## Required action
Return the entries that follow exactly, with no images.

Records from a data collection
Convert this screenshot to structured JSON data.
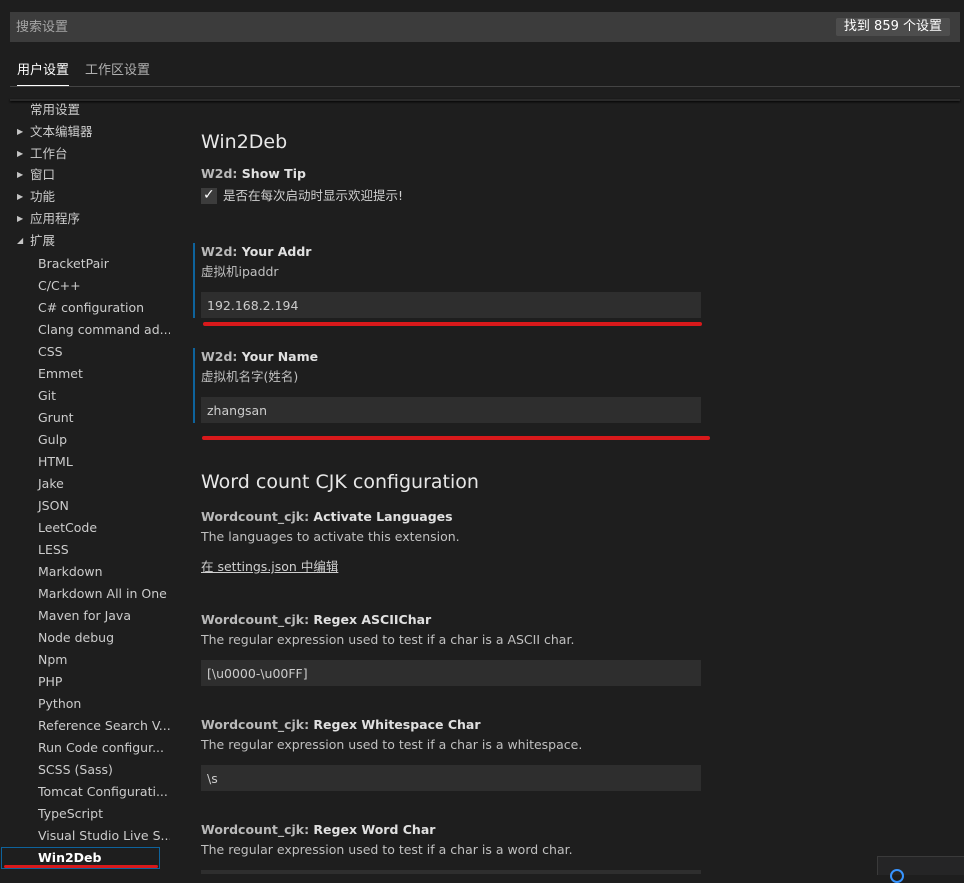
{
  "search": {
    "placeholder": "搜索设置",
    "result_count": "找到 859 个设置"
  },
  "tabs": [
    {
      "label": "用户设置",
      "active": true
    },
    {
      "label": "工作区设置",
      "active": false
    }
  ],
  "toc": {
    "items": [
      {
        "label": "常用设置",
        "twisty": ""
      },
      {
        "label": "文本编辑器",
        "twisty": "▶"
      },
      {
        "label": "工作台",
        "twisty": "▶"
      },
      {
        "label": "窗口",
        "twisty": "▶"
      },
      {
        "label": "功能",
        "twisty": "▶"
      },
      {
        "label": "应用程序",
        "twisty": "▶"
      },
      {
        "label": "扩展",
        "twisty": "◢"
      }
    ],
    "extensions": [
      "BracketPair",
      "C/C++",
      "C# configuration",
      "Clang command ad...",
      "CSS",
      "Emmet",
      "Git",
      "Grunt",
      "Gulp",
      "HTML",
      "Jake",
      "JSON",
      "LeetCode",
      "LESS",
      "Markdown",
      "Markdown All in One",
      "Maven for Java",
      "Node debug",
      "Npm",
      "PHP",
      "Python",
      "Reference Search V...",
      "Run Code configur...",
      "SCSS (Sass)",
      "Tomcat Configurati...",
      "TypeScript",
      "Visual Studio Live S...",
      "Win2Deb"
    ],
    "selected": "Win2Deb"
  },
  "sections": {
    "win2deb": {
      "title": "Win2Deb",
      "show_tip": {
        "category": "W2d: ",
        "name": "Show Tip",
        "checkbox_label": "是否在每次启动时显示欢迎提示!",
        "checked": true,
        "check_glyph": "✓"
      },
      "your_addr": {
        "category": "W2d: ",
        "name": "Your Addr",
        "description": "虚拟机ipaddr",
        "value": "192.168.2.194"
      },
      "your_name": {
        "category": "W2d: ",
        "name": "Your Name",
        "description": "虚拟机名字(姓名)",
        "value": "zhangsan"
      }
    },
    "wordcount": {
      "title": "Word count CJK configuration",
      "activate_languages": {
        "category": "Wordcount_cjk: ",
        "name": "Activate Languages",
        "description": "The languages to activate this extension.",
        "link": "在 settings.json 中编辑"
      },
      "regex_ascii": {
        "category": "Wordcount_cjk: ",
        "name": "Regex ASCIIChar",
        "description": "The regular expression used to test if a char is a ASCII char.",
        "value": "[\\u0000-\\u00FF]"
      },
      "regex_whitespace": {
        "category": "Wordcount_cjk: ",
        "name": "Regex Whitespace Char",
        "description": "The regular expression used to test if a char is a whitespace.",
        "value": "\\s"
      },
      "regex_word": {
        "category": "Wordcount_cjk: ",
        "name": "Regex Word Char",
        "description": "The regular expression used to test if a char is a word char."
      }
    }
  },
  "colors": {
    "background": "#1e1e1e",
    "modified_indicator": "#0e639c",
    "annotation_red": "#d8191b",
    "input_background": "#2e2e2e"
  }
}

## Solution to this problem
Convert this screenshot to structured JSON data.
{
  "search": {
    "placeholder": "搜索设置",
    "result_count": "找到 859 个设置"
  },
  "tabs": [
    {
      "label": "用户设置",
      "active": true
    },
    {
      "label": "工作区设置",
      "active": false
    }
  ],
  "toc": {
    "items": [
      {
        "label": "常用设置",
        "twisty": ""
      },
      {
        "label": "文本编辑器",
        "twisty": "▶"
      },
      {
        "label": "工作台",
        "twisty": "▶"
      },
      {
        "label": "窗口",
        "twisty": "▶"
      },
      {
        "label": "功能",
        "twisty": "▶"
      },
      {
        "label": "应用程序",
        "twisty": "▶"
      },
      {
        "label": "扩展",
        "twisty": "◢"
      }
    ],
    "extensions": [
      "BracketPair",
      "C/C++",
      "C# configuration",
      "Clang command ad...",
      "CSS",
      "Emmet",
      "Git",
      "Grunt",
      "Gulp",
      "HTML",
      "Jake",
      "JSON",
      "LeetCode",
      "LESS",
      "Markdown",
      "Markdown All in One",
      "Maven for Java",
      "Node debug",
      "Npm",
      "PHP",
      "Python",
      "Reference Search V...",
      "Run Code configur...",
      "SCSS (Sass)",
      "Tomcat Configurati...",
      "TypeScript",
      "Visual Studio Live S...",
      "Win2Deb"
    ],
    "selected": "Win2Deb"
  },
  "sections": {
    "win2deb": {
      "title": "Win2Deb",
      "show_tip": {
        "category": "W2d: ",
        "name": "Show Tip",
        "checkbox_label": "是否在每次启动时显示欢迎提示!",
        "checked": true,
        "check_glyph": "✓"
      },
      "your_addr": {
        "category": "W2d: ",
        "name": "Your Addr",
        "description": "虚拟机ipaddr",
        "value": "192.168.2.194"
      },
      "your_name": {
        "category": "W2d: ",
        "name": "Your Name",
        "description": "虚拟机名字(姓名)",
        "value": "zhangsan"
      }
    },
    "wordcount": {
      "title": "Word count CJK configuration",
      "activate_languages": {
        "category": "Wordcount_cjk: ",
        "name": "Activate Languages",
        "description": "The languages to activate this extension.",
        "link": "在 settings.json 中编辑"
      },
      "regex_ascii": {
        "category": "Wordcount_cjk: ",
        "name": "Regex ASCIIChar",
        "description": "The regular expression used to test if a char is a ASCII char.",
        "value": "[\\u0000-\\u00FF]"
      },
      "regex_whitespace": {
        "category": "Wordcount_cjk: ",
        "name": "Regex Whitespace Char",
        "description": "The regular expression used to test if a char is a whitespace.",
        "value": "\\s"
      },
      "regex_word": {
        "category": "Wordcount_cjk: ",
        "name": "Regex Word Char",
        "description": "The regular expression used to test if a char is a word char."
      }
    }
  },
  "colors": {
    "background": "#1e1e1e",
    "modified_indicator": "#0e639c",
    "annotation_red": "#d8191b",
    "input_background": "#2e2e2e"
  }
}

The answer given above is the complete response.